- _Interface dataset entries_:
----
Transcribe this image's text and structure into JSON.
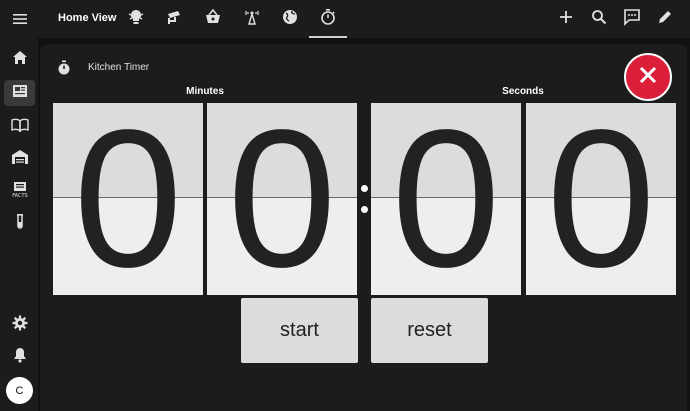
{
  "app": {
    "title": "Home View"
  },
  "sidebar": {
    "avatar_initial": "C"
  },
  "card": {
    "title": "Kitchen Timer",
    "minutes_label": "Minutes",
    "seconds_label": "Seconds",
    "digits": [
      "0",
      "0",
      "0",
      "0"
    ],
    "start_label": "start",
    "reset_label": "reset"
  },
  "colors": {
    "accent_red": "#db1f3b",
    "topbar": "#1c1c1c",
    "background": "#111111"
  },
  "icons": {
    "tabs": [
      "bulb-icon",
      "cctv-icon",
      "basket-icon",
      "antenna-icon",
      "globe-icon",
      "timer-icon"
    ],
    "actions": [
      "plus-icon",
      "search-icon",
      "chat-icon",
      "pencil-icon"
    ],
    "sidebar": [
      "home-icon",
      "dashboard-icon",
      "book-icon",
      "warehouse-icon",
      "facts-icon",
      "test-tube-icon",
      "gear-icon",
      "bell-icon"
    ]
  }
}
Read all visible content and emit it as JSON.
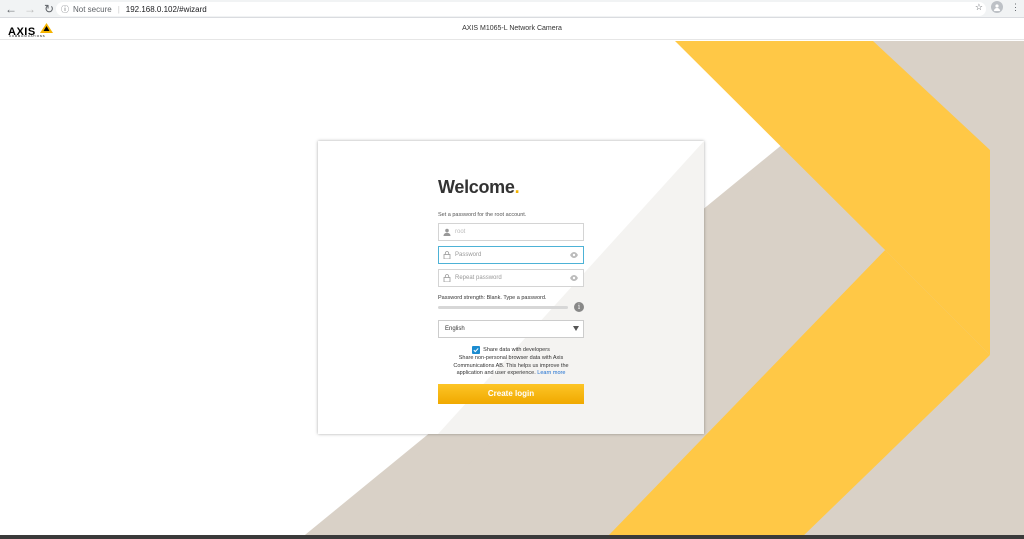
{
  "browser": {
    "security_label": "Not secure",
    "url": "192.168.0.102/#wizard",
    "back_icon": "back-arrow-icon",
    "forward_icon": "forward-arrow-icon",
    "reload_icon": "reload-icon",
    "star_icon": "bookmark-star-icon",
    "menu_icon": "kebab-menu-icon"
  },
  "header": {
    "logo_text": "AXIS",
    "logo_subtext": "COMMUNICATIONS",
    "title": "AXIS M1065-L Network Camera"
  },
  "wizard": {
    "welcome": "Welcome",
    "welcome_dot": ".",
    "hint": "Set a password for the root account.",
    "username_placeholder": "root",
    "password_placeholder": "Password",
    "repeat_placeholder": "Repeat password",
    "strength_label": "Password strength: Blank. Type a password.",
    "info_icon_glyph": "i",
    "language": "English",
    "share_label": "Share data with developers",
    "share_checked": true,
    "share_desc": "Share non-personal browser data with Axis Communications AB. This helps us improve the application and user experience.",
    "learn_more": "Learn more",
    "create_button": "Create login"
  },
  "colors": {
    "accent_yellow": "#FFCC33",
    "stripe_gray": "#D9D1C7",
    "button_yellow": "#F5B400",
    "focus_blue": "#4DB2D6"
  }
}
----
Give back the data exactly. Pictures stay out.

- _COMPLETED TASK_:
Transcribe this image's text and structure into JSON.
{
  "app": {
    "title": "Home View"
  },
  "sidebar": {
    "avatar_initial": "C"
  },
  "card": {
    "title": "Kitchen Timer",
    "minutes_label": "Minutes",
    "seconds_label": "Seconds",
    "digits": [
      "0",
      "0",
      "0",
      "0"
    ],
    "start_label": "start",
    "reset_label": "reset"
  },
  "colors": {
    "accent_red": "#db1f3b",
    "topbar": "#1c1c1c",
    "background": "#111111"
  },
  "icons": {
    "tabs": [
      "bulb-icon",
      "cctv-icon",
      "basket-icon",
      "antenna-icon",
      "globe-icon",
      "timer-icon"
    ],
    "actions": [
      "plus-icon",
      "search-icon",
      "chat-icon",
      "pencil-icon"
    ],
    "sidebar": [
      "home-icon",
      "dashboard-icon",
      "book-icon",
      "warehouse-icon",
      "facts-icon",
      "test-tube-icon",
      "gear-icon",
      "bell-icon"
    ]
  }
}
Read all visible content and emit it as JSON.
{
  "browser": {
    "security_label": "Not secure",
    "url": "192.168.0.102/#wizard",
    "back_icon": "back-arrow-icon",
    "forward_icon": "forward-arrow-icon",
    "reload_icon": "reload-icon",
    "star_icon": "bookmark-star-icon",
    "menu_icon": "kebab-menu-icon"
  },
  "header": {
    "logo_text": "AXIS",
    "logo_subtext": "COMMUNICATIONS",
    "title": "AXIS M1065-L Network Camera"
  },
  "wizard": {
    "welcome": "Welcome",
    "welcome_dot": ".",
    "hint": "Set a password for the root account.",
    "username_placeholder": "root",
    "password_placeholder": "Password",
    "repeat_placeholder": "Repeat password",
    "strength_label": "Password strength: Blank. Type a password.",
    "info_icon_glyph": "i",
    "language": "English",
    "share_label": "Share data with developers",
    "share_checked": true,
    "share_desc": "Share non-personal browser data with Axis Communications AB. This helps us improve the application and user experience.",
    "learn_more": "Learn more",
    "create_button": "Create login"
  },
  "colors": {
    "accent_yellow": "#FFCC33",
    "stripe_gray": "#D9D1C7",
    "button_yellow": "#F5B400",
    "focus_blue": "#4DB2D6"
  }
}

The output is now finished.